→ About this exercise: Using the records provided below, locate and copy each line that contains the word "grade".

[Data records for software interfaces]
————————

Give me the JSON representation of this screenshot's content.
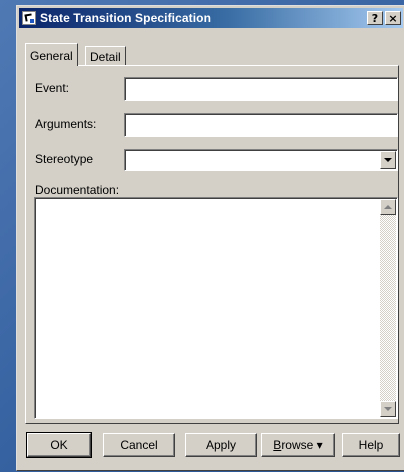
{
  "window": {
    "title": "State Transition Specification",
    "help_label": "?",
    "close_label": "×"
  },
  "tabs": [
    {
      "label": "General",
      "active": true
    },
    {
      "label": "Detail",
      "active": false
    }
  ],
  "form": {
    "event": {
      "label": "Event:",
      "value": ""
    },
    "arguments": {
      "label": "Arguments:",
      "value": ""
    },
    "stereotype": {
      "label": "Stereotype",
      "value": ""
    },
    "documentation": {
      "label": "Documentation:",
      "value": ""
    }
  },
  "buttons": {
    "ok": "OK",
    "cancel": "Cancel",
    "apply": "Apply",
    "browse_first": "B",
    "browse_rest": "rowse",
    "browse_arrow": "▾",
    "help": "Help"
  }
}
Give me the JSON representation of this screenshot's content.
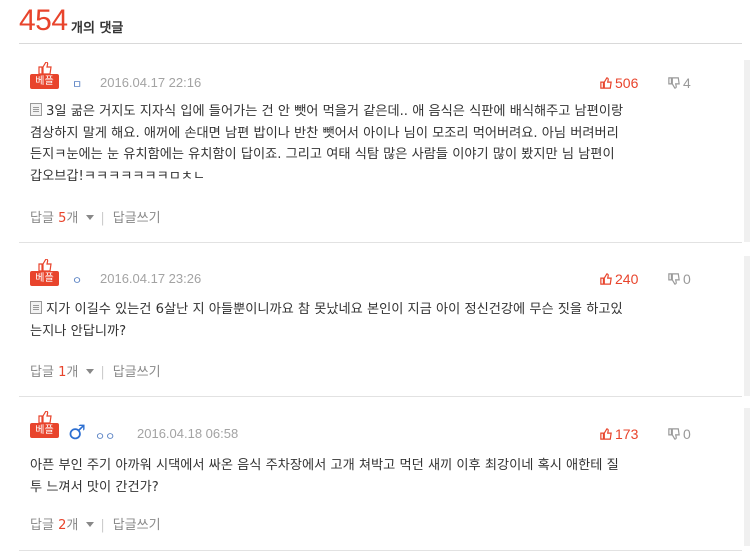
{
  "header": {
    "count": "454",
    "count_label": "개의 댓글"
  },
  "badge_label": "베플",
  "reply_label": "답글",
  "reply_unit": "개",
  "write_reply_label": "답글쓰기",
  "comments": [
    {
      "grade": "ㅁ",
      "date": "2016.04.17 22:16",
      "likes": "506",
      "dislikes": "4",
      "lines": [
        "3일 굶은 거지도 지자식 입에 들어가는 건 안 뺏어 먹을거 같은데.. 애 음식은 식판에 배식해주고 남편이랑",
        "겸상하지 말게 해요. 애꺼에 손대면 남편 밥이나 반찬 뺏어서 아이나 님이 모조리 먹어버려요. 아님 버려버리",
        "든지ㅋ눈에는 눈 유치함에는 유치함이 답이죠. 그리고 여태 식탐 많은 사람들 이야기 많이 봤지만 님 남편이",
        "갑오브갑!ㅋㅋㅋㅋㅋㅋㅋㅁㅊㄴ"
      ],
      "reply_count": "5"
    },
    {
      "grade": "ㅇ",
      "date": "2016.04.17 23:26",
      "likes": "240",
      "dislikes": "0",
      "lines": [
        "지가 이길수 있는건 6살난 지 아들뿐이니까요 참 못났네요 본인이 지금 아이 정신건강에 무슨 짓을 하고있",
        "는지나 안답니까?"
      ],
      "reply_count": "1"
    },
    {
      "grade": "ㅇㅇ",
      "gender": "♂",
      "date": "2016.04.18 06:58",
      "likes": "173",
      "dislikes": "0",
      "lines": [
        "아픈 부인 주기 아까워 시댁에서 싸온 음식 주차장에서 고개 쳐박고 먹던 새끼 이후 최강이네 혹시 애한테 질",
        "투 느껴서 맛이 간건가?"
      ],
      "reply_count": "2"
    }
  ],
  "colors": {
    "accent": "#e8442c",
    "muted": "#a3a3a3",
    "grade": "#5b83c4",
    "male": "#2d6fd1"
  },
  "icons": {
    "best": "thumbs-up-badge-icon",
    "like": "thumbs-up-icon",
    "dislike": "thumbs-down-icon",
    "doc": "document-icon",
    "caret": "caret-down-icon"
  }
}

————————

→ Response area:
      "grade": "ㅁ",
      "grade": "ㅇ",
      "grade": "ㅇㅇ",
    "grade": "#5b83c4",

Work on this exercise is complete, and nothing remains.